**Your goal:** I'd like every line in the following listing that holds "this" copied.

**The input:**
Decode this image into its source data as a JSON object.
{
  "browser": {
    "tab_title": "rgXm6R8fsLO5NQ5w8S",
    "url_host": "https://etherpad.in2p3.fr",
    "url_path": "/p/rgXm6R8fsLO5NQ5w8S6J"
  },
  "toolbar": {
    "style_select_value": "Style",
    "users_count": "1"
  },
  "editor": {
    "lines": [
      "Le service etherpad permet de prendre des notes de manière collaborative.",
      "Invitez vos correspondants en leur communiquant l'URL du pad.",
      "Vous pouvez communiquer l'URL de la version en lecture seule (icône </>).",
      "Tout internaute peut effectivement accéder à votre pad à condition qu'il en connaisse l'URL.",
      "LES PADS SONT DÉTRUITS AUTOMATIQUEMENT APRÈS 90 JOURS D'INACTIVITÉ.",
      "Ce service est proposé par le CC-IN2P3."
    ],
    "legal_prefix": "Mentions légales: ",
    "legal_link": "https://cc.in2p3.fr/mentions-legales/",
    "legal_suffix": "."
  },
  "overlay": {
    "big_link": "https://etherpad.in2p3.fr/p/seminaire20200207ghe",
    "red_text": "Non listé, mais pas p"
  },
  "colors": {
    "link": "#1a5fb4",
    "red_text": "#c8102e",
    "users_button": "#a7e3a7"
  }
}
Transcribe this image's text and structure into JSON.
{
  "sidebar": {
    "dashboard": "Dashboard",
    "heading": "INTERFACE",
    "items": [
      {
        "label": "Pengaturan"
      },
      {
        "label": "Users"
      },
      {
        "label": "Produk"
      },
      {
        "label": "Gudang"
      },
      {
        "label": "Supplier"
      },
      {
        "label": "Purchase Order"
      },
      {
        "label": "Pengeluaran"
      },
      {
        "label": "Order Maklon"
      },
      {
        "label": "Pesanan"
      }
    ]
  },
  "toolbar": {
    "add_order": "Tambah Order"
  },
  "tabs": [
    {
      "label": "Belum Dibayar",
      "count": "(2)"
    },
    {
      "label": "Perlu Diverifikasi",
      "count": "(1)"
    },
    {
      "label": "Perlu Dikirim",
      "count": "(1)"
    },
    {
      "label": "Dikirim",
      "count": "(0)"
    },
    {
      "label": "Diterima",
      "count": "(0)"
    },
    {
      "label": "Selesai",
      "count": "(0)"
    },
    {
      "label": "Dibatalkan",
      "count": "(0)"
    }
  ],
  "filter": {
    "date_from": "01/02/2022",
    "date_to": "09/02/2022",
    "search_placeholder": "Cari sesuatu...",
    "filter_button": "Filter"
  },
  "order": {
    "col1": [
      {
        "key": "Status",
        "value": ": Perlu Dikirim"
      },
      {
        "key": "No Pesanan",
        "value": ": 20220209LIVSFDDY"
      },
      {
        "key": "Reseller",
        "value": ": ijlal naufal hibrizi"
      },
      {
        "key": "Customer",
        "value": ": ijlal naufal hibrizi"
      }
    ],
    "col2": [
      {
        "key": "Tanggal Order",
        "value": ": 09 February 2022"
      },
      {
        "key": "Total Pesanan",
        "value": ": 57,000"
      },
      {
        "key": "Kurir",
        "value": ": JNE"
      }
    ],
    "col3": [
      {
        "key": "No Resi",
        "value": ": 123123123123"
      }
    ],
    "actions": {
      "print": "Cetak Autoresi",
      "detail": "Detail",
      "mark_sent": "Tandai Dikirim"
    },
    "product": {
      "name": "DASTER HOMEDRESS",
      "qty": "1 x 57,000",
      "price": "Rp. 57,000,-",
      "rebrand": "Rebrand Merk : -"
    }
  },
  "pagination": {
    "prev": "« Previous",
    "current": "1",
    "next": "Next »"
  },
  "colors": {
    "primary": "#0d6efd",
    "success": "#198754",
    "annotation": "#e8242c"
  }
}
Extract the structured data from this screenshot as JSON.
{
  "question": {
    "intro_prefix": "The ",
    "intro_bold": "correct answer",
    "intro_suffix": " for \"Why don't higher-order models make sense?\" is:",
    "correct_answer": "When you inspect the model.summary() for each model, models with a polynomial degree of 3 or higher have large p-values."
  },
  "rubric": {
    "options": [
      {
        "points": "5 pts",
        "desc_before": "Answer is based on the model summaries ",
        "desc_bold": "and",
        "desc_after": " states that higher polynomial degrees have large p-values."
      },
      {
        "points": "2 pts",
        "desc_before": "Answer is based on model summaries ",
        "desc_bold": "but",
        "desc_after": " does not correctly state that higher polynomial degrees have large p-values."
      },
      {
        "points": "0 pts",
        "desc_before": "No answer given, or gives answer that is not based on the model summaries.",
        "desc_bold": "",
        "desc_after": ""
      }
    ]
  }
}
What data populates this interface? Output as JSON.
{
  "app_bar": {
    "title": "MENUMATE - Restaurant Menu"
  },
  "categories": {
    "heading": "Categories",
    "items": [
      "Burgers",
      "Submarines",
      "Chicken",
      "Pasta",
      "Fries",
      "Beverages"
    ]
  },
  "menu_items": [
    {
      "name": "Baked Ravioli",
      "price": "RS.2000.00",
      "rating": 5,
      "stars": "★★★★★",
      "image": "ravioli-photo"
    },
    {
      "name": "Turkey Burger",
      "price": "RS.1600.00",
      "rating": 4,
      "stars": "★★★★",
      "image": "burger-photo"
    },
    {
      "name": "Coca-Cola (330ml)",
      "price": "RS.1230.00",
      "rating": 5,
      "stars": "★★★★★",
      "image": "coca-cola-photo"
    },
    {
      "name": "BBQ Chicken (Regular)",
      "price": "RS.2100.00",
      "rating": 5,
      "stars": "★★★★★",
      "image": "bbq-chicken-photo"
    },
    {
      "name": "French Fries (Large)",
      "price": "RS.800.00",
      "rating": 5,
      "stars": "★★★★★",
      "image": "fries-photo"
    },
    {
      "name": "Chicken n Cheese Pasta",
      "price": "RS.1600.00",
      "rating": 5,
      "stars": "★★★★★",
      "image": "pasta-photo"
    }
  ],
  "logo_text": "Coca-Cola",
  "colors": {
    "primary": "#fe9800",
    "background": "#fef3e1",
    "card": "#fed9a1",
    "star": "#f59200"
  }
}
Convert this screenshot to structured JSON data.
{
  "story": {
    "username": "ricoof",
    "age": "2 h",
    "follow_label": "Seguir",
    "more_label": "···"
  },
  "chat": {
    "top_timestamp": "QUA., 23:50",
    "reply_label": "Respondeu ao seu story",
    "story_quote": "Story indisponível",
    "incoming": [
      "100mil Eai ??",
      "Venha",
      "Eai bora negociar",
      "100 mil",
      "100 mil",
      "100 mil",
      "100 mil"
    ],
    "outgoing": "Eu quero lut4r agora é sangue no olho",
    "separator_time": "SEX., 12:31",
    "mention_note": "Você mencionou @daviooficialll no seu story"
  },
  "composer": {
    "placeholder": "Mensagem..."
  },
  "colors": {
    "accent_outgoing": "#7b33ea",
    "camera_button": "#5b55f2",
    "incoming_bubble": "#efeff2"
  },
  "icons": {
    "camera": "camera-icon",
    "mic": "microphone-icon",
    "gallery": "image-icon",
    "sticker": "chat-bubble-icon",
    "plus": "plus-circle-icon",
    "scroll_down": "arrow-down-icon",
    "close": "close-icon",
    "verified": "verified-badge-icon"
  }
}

**Answer to the problem:**
Decode this image into its source data as a JSON object.
Transcribe this image's text and structure into JSON.
Extract the structured data from this screenshot as JSON.
What data populates this interface? Output as JSON.
Convert this screenshot to structured JSON data.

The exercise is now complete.